House of Flying Daggers (Chinese)

When last we saw the great Chinese filmmaker Zhang Yimou, he was undergoing a bit of a mid-career renaissance, writing and directing the awe-inspiring martial arts film “Hero” after previously focusing on poignant dramas. He continues on that path with “House of Flying Daggers,” yet he goes back to earlier films like “Not One Less” and “The Road Home,” too, as “Flying Daggers” is, at its heart, an emotional story about love and betrayal. In many ways, it is Yimou’s most accomplished and beautiful film.

It takes place in the 9th century A.D., in an area where the local police grapple frequently with the Flying Daggers, a secret group of vigilantes and guerrilla warriors who go about righting wrongs and fighting injustice and bringing down The Man. There is much call for the Flying Daggers, as the government is corrupt and heartless — traits that make it even less sympathetic toward underground organizations like the Flying Daggers.

Two local policemen, Jin (Takeshi Kaneshiro) and Leo (Andy Lau), get word that a member of the Flying Daggers has begun working as a courtesan at the local “entertainment house,” as it is called, so Jin goes undercover. He hopes to meet her, gain her trust, and follow her back to the Flying Daggers’ secret headquarters.

To an extent, the plan succeeds. The woman, Mei (Ziyi Zhang), who is beautiful, an expert fighter, oh, and blind since birth, is indeed a Flying Dagger. The government believes she is the daughter of the Daggers’ former leader, whom the government assassinated (which makes her especially dangerous now, should she encounter any government agents).

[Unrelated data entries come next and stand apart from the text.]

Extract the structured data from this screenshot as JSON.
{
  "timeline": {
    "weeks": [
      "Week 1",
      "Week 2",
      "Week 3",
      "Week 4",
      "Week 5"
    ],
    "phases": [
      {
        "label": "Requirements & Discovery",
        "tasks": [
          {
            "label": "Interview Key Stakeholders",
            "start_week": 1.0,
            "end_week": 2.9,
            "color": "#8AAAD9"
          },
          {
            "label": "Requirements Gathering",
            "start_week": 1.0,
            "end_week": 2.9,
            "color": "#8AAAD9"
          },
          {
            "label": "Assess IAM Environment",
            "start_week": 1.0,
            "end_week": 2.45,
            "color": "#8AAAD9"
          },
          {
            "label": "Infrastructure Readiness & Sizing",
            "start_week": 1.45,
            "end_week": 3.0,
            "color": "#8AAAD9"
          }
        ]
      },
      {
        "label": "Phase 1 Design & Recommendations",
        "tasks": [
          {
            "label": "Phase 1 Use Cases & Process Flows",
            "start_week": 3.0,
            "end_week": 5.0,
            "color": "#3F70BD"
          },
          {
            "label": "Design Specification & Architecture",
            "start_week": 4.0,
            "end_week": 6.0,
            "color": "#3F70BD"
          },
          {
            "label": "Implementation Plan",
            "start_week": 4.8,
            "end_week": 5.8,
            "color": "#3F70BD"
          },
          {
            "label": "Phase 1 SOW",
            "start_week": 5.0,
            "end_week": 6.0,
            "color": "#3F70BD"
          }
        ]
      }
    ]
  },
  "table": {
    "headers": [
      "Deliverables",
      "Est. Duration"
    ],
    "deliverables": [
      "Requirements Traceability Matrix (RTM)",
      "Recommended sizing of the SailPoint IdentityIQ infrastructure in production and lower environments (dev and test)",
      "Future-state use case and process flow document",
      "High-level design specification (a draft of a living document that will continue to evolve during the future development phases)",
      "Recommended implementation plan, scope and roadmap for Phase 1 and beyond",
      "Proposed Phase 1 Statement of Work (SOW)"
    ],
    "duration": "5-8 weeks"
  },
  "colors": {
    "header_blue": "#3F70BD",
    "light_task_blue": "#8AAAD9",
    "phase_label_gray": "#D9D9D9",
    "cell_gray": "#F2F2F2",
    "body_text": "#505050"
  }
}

Mei and Jin almost immediately begin to fall in love, apparently for real, despite Jin’s ulterior motives. The romance complicates Jin’s attitude toward the operation, and so do Mei’s almost-supernatural instincts: She often detects Jin’s fellow officers lurking in the foliage as they journey to Flying Dagger headquarters, which means she and Jin have to fight them, Jin making sure to defeat but not kill his cohorts. When the federal government, apathetic toward local law enforcement officers, takes over the pursuit of Mei and the Flying Daggers, Jin’s company can no longer guarantee his safety.

As a blend of war and love, the film is not just a series of battle sequences, the way “Hero” was. When the fights do come, however, Zhang directs them with as much precision and artistry as in that earlier film. One fight takes place in a bamboo forest, with many of the maneuvers occurring at the tops of the trees, gravity boldly and beautifully defied. Even Mei’s dancing as a courtesan earns a skillful cinematographic treatment. Zhang seems to believe that there is no such thing as an unimportant shot, and that if something is going to appear in his film, it is going to be photographed with style and meaning.

The cinematographer is named Xiaoding Zhao, and he has no prior credits listed on the Internet Movie Database. I wonder if this can be a mistake. His work in “Flying Daggers” is exquisite, often breathtaking, far more so than one would expect for someone with no previous feature-film experience.

The film begins with an autumnal feel, all gray skies and earth tones, and not the usual spring colors associated with a budding romance. The wistfulness suggests Mei and Jin are not destined for happiness together, a feeling borne out by the movie’s wintry finale. In the middle, we gradually move to the lush green colors of the bamboo forest and the Flying Daggers’ uniforms. Some of these visuals are stunning, absolutely stunning. It is not often that a movie can inspire discussion based solely on its use of color, but there you go.

The final battle, between Mei, Jin and a third character, is marked by its intentional lack of gracefulness. It is too personal now; lovers have been stabbed in the back and in the heart — in some cases literally, I might add — and the fighting takes on a brutal, bloody quality. The fighters do not fly anymore. They remain earthbound, scratching, crying and bleeding in a most non-balletic fashion. Zhang is at his most insightful here, no longer alternating between scenes of combat and scenes of love, but combining them into one stirring finale.

A- (1 hr., 58 min.; Chinese with subtitles; PG-13, a lot of violence, some of it fairly graphic, a little sexuality.)